The next day we stayed around Tokyo to see more of the city.We started with the fish market. Although this market is a popular destination, it was nothing like Pike Place. First, this thing was huge! It was like you were out on the old fish docks...forklifts and trucks running everywhere. You can't help but feel like you're in the way.They did have a few shops where t-shirts were sold, but it really didn't cater to tourists. We decided to eat lunch there, which was one of the best decisions we made all trip! We noticed a few sushi restaurants (when I say restaurants, I really mean whole-in-the wall shops a little large than my college dorm room, which was terribly small) that had anxious customers lined around the corner. We looked at the line and about 99% of the awaiting customers were Japanese…we figured they knew best, so we got in line with them. We stood in this crammed line for about 45 minutes, but I would've waited all day if I knew the meal I was about to have. The "sushi set" was comprised of about 8 different kinds of sushi: mackeral, sea urchin (a little like vomit), a few types of tuna, eel, shrimp, and salmon eggs. We also had miso soup with clams and tea. The table around the sushi chefs sat (read: crammed) about 10 people. There was barely enough room to pick up the food with the chopsticks. Well, let me tell you…this food was amazing…best sushi I've ever had! Now we knew why the line was so long (the "restaurant" next to the one we went to had a line twice as long…some people were in line for 1.5 hours.) The whole meal cost about $30, but the experience made it a bargain. Eating sushi at fish market in Tokyo…can't get more authentic than that.

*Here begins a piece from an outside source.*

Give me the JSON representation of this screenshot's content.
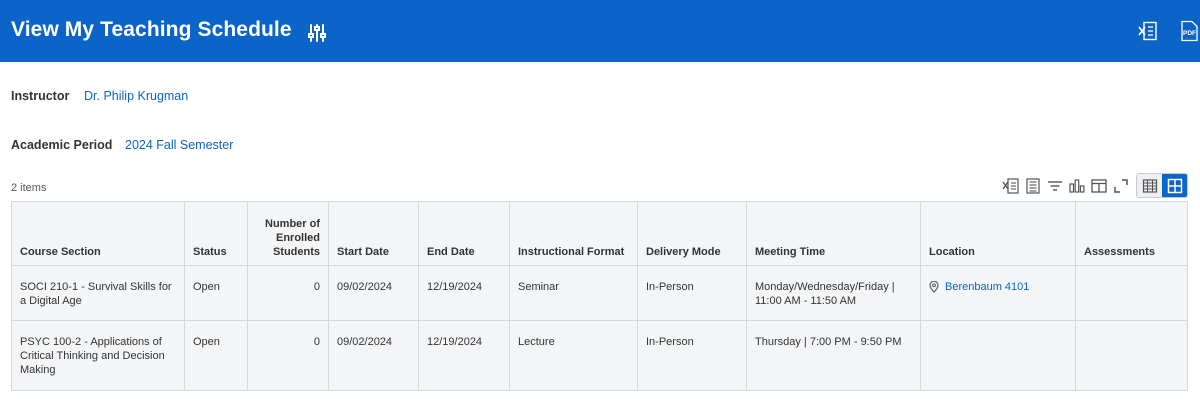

We spent the rest of the day…well, very full! We went to Akihabara, an electronics district that was unbelievable…anything you could ever want could be found within the 10 square blocks of electronics stores. There were thousands of people there! In all the stores they played the funniest circus-type music, which was appropriate considering the environment. After the electronics circus, we headed to Shibuya, which is the city scene we were looking for. We finally found that crazy intersection (like Times Square) that is in all the movies and pictures.It was seriously breathtaking. As we stood in awe of all the bright lights and thousands of people, I leaned over to Patrick and said, "This makes Manhattan look like Tacoma!" We spent a few hours just walking around…as I mentioned earlier, I did judge the city too soon. This was one of the most amazing sights I've ever seen! Oh…I forgot to mention that the women here were unbelievable….Patrick and I fell in love a few times in a manner of minutes!
The people here are very friendly…I wanted to hug everyone as they smiled and bowed. They are very quiet and conservative (a little too quiet and conservative in my opinion). Nonetheless, I truly enjoyed the experience. So that was Tokyo…tomorrow we fly to Bangkok!